Police officers are not always fair or considerate of civil rights during interrogations. As a suspect in custody, it is up to you to protect yourself from infringements upon your rights. Knowing what to expect, what to do, and who to turn to for trustworthy advice can make a big difference to your criminal case in Pennsylvania. From the moment of your arrest to the final hearing, your actions and choices matter to your overall well-being.
Before police can arrest a suspect, they must have probable cause to do so. Police offers need a reasonable belief that the suspect has committed a crime. Otherwise, it is unlawful to make an arrest without a warrant. Warrants do not require probable cause; but the warrant must establish that the person the warrant names committed the crime. Similarly, police may stop someone to question him or her on the streets, but may only do so under a good faith belief that a crime involved the person.
Even if an officer does not have probable cause or a warrant for your arrest or questioning, comply with commands and do not resist arrest. You may calmly ask the reason for the interrogation or arrest, and tell the officers they do not have probable cause to make the arrest, but you should never resist an arrest. Instead, stay calm and polite and obey all commands. Do not answer questions or admit any guilt. Instead, wait for the opportunity to call a criminal defense lawyer, and decline answering questions until your attorney is present.
A Miranda warning is a requirement of the United States Constitution. It states that once police detain an individual (either upon arrest or any time prior to questioning), they must give certain warnings to the detainee. It is unlawful for police to begin an interrogation without first giving the detainee his or her Miranda warning. Police must give the warning in full. It typically starts with, “You have the right to remain silent.”
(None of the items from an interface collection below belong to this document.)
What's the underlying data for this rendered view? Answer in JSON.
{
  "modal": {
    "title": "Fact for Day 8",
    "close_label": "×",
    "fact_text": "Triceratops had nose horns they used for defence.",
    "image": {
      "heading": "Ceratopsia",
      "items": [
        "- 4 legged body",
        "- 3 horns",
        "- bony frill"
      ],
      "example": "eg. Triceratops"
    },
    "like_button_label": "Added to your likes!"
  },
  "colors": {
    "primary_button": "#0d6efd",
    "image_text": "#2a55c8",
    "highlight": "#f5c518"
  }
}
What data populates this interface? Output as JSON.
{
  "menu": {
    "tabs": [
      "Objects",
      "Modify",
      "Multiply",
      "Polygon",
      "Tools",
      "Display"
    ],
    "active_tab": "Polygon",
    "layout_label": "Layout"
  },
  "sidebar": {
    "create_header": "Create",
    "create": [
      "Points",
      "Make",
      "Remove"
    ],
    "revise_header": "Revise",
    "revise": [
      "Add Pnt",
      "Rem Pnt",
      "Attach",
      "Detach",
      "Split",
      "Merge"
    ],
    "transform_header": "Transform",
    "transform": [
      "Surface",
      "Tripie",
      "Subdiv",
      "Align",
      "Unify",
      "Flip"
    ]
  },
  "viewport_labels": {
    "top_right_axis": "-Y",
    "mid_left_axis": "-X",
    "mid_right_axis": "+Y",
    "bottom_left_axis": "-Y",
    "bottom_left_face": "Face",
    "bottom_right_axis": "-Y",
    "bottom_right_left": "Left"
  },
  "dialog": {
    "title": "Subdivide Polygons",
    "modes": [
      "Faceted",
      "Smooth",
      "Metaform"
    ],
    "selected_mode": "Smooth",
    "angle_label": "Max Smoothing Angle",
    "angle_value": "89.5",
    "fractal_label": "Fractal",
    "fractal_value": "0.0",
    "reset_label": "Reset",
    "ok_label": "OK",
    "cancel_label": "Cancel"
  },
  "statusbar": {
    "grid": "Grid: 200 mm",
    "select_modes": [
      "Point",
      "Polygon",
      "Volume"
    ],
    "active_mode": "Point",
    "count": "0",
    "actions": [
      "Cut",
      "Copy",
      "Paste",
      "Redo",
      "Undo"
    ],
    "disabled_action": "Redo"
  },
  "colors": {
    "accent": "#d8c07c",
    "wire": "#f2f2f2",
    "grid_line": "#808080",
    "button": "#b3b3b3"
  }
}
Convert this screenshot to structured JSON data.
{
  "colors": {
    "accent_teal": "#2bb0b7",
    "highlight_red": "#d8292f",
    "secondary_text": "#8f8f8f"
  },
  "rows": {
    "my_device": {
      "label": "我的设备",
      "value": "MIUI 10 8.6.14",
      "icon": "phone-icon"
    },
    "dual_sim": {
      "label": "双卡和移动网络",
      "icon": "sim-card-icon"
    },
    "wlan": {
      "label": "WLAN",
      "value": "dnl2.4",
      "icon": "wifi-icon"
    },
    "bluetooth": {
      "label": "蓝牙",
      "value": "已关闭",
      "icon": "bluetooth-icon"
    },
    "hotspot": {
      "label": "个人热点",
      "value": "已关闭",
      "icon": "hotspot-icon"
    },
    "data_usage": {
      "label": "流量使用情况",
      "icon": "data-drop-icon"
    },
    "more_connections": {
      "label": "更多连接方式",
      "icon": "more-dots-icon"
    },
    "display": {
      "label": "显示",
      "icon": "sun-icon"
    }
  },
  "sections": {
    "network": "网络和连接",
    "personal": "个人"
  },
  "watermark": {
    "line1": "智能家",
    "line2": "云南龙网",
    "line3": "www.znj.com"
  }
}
The Miranda warning lists a person in custody’s right to refuse to speak to police. It also explains that should the detainee choose to say anything or answer interrogation questions, the officers will have the ability to use what the detainee says against him or her in a court of law. Miranda rights also inform the detainee of his or her right to an attorney. It explains that if the detainee cannot afford an attorney, the courts will appoint a public defender.
If police fail to give the Miranda warning prior to asking a detainee questions or beginning an interrogation, they cannot use any answers or information given during the session against the detainee during a criminal trial. A prosecutor may still bring charges against the suspect, but the prosecutor cannot use any evidence gathered during questioning as evidence against the suspect.
The Right to Remain Silent
Take your Miranda rights seriously. Do not answer any police interrogation questions if you believe something you say could incriminate you. Note, however: you must give your name if police ask for it. Give your name, but do not feel pressured to respond beyond your name. Even if police promise leniency or say something is off the record, wait until you have an attorney present to answer interrogation questions while in custody.
It is unlawful for police to use coercion – either physical or psychological – during interrogations. Any evidence that comes from coercion is inadmissible during a trial. It is legal, however, for police to lie, deceive, trick, and use non-coercive tactics in an effort to obtain a confession. Be wary during police interrogations, and keep your right to remain silent in mind. It is always in your best interests to discuss your situation with a criminal defense lawyer before agreeing to answer questions in a police interrogation.